"It was definitely the best match that I was ever part of in Roland Garros for me, and top three matches that I ever played in my entire career," Djokovic said. "Considering the quality of tennis, playing my biggest rival on the court where he has had so much success and has been the dominant force in the last 15-plus years, and the atmosphere which was completely electric. For both players there was a lot of support. Just amazing. I was very happy that there was no curfew. I heard there was a special waiver, so they allowed the crowd to stay. Just one of these nights and matches that you will remember forever. It's hard to find words bigger than all the superlatives you can think of for Rafa's achievements in Roland Garros. He has been the most dominant player of Roland Garros history. He lost two, now three times, in his entire career. He's been playing here almost 20 years. That achievement speaks for itself."

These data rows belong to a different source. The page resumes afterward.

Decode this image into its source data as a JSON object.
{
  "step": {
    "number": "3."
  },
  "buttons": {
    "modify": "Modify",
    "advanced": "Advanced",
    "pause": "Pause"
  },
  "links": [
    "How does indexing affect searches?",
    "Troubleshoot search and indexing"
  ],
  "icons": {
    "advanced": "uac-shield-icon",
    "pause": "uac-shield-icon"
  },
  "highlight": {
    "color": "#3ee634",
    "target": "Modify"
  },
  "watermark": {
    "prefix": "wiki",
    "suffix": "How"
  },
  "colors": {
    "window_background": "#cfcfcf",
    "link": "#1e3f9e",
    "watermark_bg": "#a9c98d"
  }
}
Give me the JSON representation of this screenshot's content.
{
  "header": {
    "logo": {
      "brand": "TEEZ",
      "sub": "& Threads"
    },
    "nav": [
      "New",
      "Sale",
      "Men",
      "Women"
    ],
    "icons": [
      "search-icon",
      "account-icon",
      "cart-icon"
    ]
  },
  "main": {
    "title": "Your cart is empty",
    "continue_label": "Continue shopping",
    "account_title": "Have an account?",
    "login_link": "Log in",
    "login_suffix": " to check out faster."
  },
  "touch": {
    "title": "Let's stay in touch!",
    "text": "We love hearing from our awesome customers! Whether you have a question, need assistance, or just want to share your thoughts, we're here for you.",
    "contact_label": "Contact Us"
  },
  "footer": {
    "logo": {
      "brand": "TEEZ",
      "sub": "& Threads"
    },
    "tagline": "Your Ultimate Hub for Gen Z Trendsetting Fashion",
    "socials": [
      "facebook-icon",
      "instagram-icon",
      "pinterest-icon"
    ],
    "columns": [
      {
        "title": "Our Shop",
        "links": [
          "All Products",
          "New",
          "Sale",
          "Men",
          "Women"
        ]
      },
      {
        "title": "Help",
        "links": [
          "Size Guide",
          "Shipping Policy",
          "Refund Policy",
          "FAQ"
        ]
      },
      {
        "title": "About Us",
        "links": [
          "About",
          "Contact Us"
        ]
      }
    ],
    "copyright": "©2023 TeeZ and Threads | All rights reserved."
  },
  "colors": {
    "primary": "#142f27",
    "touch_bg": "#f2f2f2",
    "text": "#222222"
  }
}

Nadal raced into a 5-0 lead, but momentum was turning Djokovic's way by the time the Spaniard crept over the finish line in that opening set. Djokovic becomes the first player to beat Nadal twice at Roland Garros, having done so previously in the 2015 quarter-finals, and the first man to defeat him in a semi-final at the clay-court grand slam. He now leads their all-courts career head-to-head by 30 wins to 28.

"Each time you step on the court with him, you know that you have to kind of climb Mount Everest to win against this guy here," Djokovic, the 2016 champion, said. "I had won only once in I think our eight matches that we ever played in Chatrier here in Roland Garros. I tried to take some positives and some cues from that match in 2015 that I won against him to implement tonight, which worked out very nicely. But it's just one of these matches that I really will remember for a very long time, not just because I won the match but because of the atmosphere and just the occasion was very special."

Nadal saw his hopes of a record 21st grand slam title slip away. That would have taken him past Roger Federer and into the outright all-time lead, but should Djokovic now carry off the trophy by beating Stefanos Tsitsipas, that will put the world number one on 19 slams, ahead of a Wimbledon championship for which he will start as many people's clear favourite. The Big Three could all be on 20 slams in a matter of weeks.

Nadal, philosophical

Assessing a rare loss at his favourite tournament, Nadal said: "That's sport, you know. Sometimes you win, sometimes you lose. I tried to give my best. Probably it was not my best day out there. Even if I fought and put in a lot of effort, the position on the shots haven't been that effective. Against a player like him that takes the ball early, you are not able to take him out of his positions, then it is very difficult, no?"

Nadal served eight double faults and perhaps the key error was a straightforward volley that he sent long in the tie-break, but the 35-year-old put in a typically warrior-like performance.

"These kind of mistakes can happen. But if you want to win, you can't make these mistakes," Nadal added. "So that's it. Well done for him. It has been a good fight out there. I tried my best, and today was not my day."